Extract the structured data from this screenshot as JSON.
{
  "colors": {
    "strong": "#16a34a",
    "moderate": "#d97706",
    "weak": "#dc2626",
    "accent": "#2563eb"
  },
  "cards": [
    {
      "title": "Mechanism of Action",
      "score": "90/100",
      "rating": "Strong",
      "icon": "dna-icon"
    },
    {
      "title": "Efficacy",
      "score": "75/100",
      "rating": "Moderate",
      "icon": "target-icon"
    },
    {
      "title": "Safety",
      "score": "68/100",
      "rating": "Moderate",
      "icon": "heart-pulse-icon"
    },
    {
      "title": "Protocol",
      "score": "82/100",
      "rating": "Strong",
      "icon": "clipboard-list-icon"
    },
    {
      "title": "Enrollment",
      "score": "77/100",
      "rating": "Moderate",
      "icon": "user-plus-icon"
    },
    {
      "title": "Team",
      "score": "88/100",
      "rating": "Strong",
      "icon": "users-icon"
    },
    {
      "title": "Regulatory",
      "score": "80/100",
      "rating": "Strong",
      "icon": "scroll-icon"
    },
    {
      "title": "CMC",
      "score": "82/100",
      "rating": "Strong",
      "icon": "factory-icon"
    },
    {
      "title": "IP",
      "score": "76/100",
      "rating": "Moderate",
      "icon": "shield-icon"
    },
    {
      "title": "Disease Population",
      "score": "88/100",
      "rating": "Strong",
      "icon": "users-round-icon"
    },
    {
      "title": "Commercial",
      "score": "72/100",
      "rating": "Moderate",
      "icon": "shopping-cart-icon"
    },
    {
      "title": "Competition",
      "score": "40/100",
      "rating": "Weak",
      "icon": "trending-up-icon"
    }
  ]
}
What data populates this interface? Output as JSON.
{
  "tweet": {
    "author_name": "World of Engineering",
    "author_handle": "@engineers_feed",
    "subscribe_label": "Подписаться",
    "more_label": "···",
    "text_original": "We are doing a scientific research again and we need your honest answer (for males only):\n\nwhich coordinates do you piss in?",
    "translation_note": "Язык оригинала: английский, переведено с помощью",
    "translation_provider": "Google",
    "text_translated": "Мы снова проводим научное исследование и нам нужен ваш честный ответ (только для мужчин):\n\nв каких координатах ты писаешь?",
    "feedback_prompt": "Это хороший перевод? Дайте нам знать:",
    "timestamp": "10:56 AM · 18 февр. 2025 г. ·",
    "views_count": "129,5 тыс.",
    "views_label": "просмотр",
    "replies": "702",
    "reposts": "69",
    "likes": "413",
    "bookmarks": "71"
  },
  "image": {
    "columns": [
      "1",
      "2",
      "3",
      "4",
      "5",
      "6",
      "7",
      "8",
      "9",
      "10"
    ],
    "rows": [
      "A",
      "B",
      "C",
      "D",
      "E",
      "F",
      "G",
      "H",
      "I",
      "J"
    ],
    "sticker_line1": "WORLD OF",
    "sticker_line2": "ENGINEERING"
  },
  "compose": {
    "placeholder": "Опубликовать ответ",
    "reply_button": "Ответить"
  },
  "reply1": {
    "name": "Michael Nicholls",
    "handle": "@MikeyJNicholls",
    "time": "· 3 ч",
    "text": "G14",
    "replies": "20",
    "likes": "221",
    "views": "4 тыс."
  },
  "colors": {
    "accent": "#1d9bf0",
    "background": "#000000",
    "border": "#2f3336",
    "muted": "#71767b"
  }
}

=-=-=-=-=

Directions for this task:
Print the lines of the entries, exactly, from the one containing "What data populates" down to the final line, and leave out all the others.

Answer space:
What data populates this interface? Output as JSON.
{
  "tweet": {
    "author_name": "World of Engineering",
    "author_handle": "@engineers_feed",
    "subscribe_label": "Подписаться",
    "more_label": "···",
    "text_original": "We are doing a scientific research again and we need your honest answer (for males only):\n\nwhich coordinates do you piss in?",
    "translation_note": "Язык оригинала: английский, переведено с помощью",
    "translation_provider": "Google",
    "text_translated": "Мы снова проводим научное исследование и нам нужен ваш честный ответ (только для мужчин):\n\nв каких координатах ты писаешь?",
    "feedback_prompt": "Это хороший перевод? Дайте нам знать:",
    "timestamp": "10:56 AM · 18 февр. 2025 г. ·",
    "views_count": "129,5 тыс.",
    "views_label": "просмотр",
    "replies": "702",
    "reposts": "69",
    "likes": "413",
    "bookmarks": "71"
  },
  "image": {
    "columns": [
      "1",
      "2",
      "3",
      "4",
      "5",
      "6",
      "7",
      "8",
      "9",
      "10"
    ],
    "rows": [
      "A",
      "B",
      "C",
      "D",
      "E",
      "F",
      "G",
      "H",
      "I",
      "J"
    ],
    "sticker_line1": "WORLD OF",
    "sticker_line2": "ENGINEERING"
  },
  "compose": {
    "placeholder": "Опубликовать ответ",
    "reply_button": "Ответить"
  },
  "reply1": {
    "name": "Michael Nicholls",
    "handle": "@MikeyJNicholls",
    "time": "· 3 ч",
    "text": "G14",
    "replies": "20",
    "likes": "221",
    "views": "4 тыс."
  },
  "colors": {
    "accent": "#1d9bf0",
    "background": "#000000",
    "border": "#2f3336",
    "muted": "#71767b"
  }
}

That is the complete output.